Gentle giants: Goliath grouper in Florida attract divers from around the world


By Sarah Sekula, published in USA TODAY

JUPITER, Fla. — Since the late 1800s, Florida’s Palm Beaches have been a grand escape for travelers. With 125 miles of waterways, an abundance of chic restaurants and palatial hotels, it’s a veritable slice of seaside bliss. So much so, 7.35 million people flocked there in 2016.

A handful of those travelers, however, are vacationing in the tropical paradise for another reason entirely. And it lies just below the surface.

First, choose any good-weather day from late August through September. Then, take a boat trip off the coast of Jupiter and scuba dive your way to a series of wrecks. Here, you’ll come face to face with loads of goliath grouper, a fish that certainly lives up to its name. These behemoths of the sea can grow up to 8 feet long, roughly the length of a Smart car, and can weigh a whopping 800 pounds.

As you flipper kick your way in and around the Wreck Trek, which includes Zion Train, a 164-foot-long freighter; Esso Bonaire III, a steel tanker covered in coral; and Miss Jenny, an upside down barge, dozens of the prehistoric-looking fish welcome you.

Around this time of year, it’s a summer getaway for loads of goliath grouper looking to spawn. So many of them show up, in fact, experts say it is the largest aggregation of goliaths in the world.

And it is a sight to see.

“They understand that they’re bigger than you and most of the other marine life in the ocean, so they’re not scared and allow you to swim quite close to them,” says Jena McNeal, PADI-certified rescue diver and Palm Beach County’s artificial reef coordinator. “They act as you might think a huge fish would. They swim slowly and only swim fast when they feel cornered or threatened.”

If you do enter a goliath’s personal bubble of space, you will know immediately. Its defense mechanism comes in the form of a startling harrumph known as barking. In other words, the fish lets out a deep, booming noise from its swim bladder.

McNeal has experienced it firsthand: “On one of my favorite artificial reef sites, Walkover Reef, I came over a large pile of limestone rock, enjoying all the fish it attracts, not paying full attention to what was in front of me, and I scared a goliath who instantly started barking at me,” McNeal recalls. “It scared the air out of my lungs since I wasn’t paying attention.”

Swim with gentle giants

Don’t worry, though. Although their bark may be alarming, goliaths are anything but menacing. And in mating season, they will largely ignore you altogether. They are too busy scoping out potential mates.

“Every year I try to dive during their aggregation time and have seen over 50 stacked up together in the water column,” McNeal says. “At Warrior Reef they stack up in groups of five to 20 around concrete pillars and act as a flock of birds pointed into the current. The front fish swim in that position for a certain amount of time and then eventually move to the back and the entire group shifts forward.”

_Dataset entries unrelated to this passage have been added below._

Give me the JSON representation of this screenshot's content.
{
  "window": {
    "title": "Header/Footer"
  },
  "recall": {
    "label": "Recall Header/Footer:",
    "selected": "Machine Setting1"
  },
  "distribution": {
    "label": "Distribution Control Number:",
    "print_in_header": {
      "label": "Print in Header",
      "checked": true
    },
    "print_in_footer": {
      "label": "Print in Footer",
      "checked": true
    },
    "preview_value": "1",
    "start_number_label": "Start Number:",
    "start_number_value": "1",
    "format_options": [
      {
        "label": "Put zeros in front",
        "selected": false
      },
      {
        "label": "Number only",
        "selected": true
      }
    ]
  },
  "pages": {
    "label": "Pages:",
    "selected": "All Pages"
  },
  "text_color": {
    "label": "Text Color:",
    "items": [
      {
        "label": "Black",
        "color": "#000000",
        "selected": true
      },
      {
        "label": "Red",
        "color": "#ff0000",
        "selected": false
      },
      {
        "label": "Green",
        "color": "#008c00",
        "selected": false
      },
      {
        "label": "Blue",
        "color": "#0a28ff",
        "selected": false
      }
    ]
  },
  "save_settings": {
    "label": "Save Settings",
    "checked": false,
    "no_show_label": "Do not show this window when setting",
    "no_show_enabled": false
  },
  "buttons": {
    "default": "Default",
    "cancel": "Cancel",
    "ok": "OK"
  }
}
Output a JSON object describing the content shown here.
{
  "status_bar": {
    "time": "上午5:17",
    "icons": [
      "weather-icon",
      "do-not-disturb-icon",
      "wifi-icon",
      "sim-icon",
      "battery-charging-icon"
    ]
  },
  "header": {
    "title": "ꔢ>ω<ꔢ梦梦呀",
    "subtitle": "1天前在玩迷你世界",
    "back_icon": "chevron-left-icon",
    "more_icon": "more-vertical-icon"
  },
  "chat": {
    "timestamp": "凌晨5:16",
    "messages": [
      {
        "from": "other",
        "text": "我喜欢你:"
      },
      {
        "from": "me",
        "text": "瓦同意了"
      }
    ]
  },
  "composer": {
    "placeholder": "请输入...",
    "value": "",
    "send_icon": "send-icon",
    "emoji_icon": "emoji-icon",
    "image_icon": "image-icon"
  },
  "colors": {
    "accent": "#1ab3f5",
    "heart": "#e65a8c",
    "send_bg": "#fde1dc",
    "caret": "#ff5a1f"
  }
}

“On the Esso Bonaire is where you see the most at one time,” says Hamilton Mason with Jupiter Dive Center. “As you come into the bow of the wreck you can see two or three dozen. And then you’ll see a few more inside the wreck at the stern. It’s incredible.”

There’s no doubt that any encounter with these marine mammoths, barking or not, is a story you’ll tell over and over again. Being so close to such a large fish is, indeed, the thrill of a lifetime. The added bonus of loggerhead turtles, stingrays and brightly colored fish is just icing on the cake. (See my photos @sarahsomewhere.)

For the non-diving crowd

If snorkeling is more your style, consider the Underwater Snorkel Trail at Phil Foster Park in Riviera Beach. The Lagoon here is a haven for parrotfish, damselfish, arrow crabs, octopus, turtles, manatees and stingrays. It’s an underwater pathway of limestone boulders and even hammerhead shark sculptures.

Managed by the Palm Beach County Department of Environmental Resources Management, it attracts newbie scuba divers testing out their scuba skills, teens toting along selfie sticks in search of the perfect underwater snapshot and families who appreciate the nearby playground and showers.


What to know: Jupiter Dive Center ($70 per person for a two-tank dive) takes certified divers to wreck sites where goliath grouper are known to hang out. Divers should be familiar with drift diving since the current can crank up to 4 knots at a moment’s notice. To learn more about goliath grouper, sign up for specialty courses ($199) in August or September. For more information, go to

Where to stay: Eau Palm Beach Resort & Spa is a 30-minute drive from Jupiter Dive Center. Recover at the spa, lunch alfresco (be on the lookout for the table-side margarita cart and the beer sommelier) or sign up for a Mango Farm Tour, where you’ll see 70 different varieties of the versatile stone fruit. Come nighttime, stroll along the beach and, chances are, you’ll see fresh turtle tracks and nesting turtles. Florida’s beaches host the largest aggregation of nesting loggerheads in the world. Just be sure to never bring lights along as they can disrupt nesting turtles and disorient hatchlings from making a beeline to the water.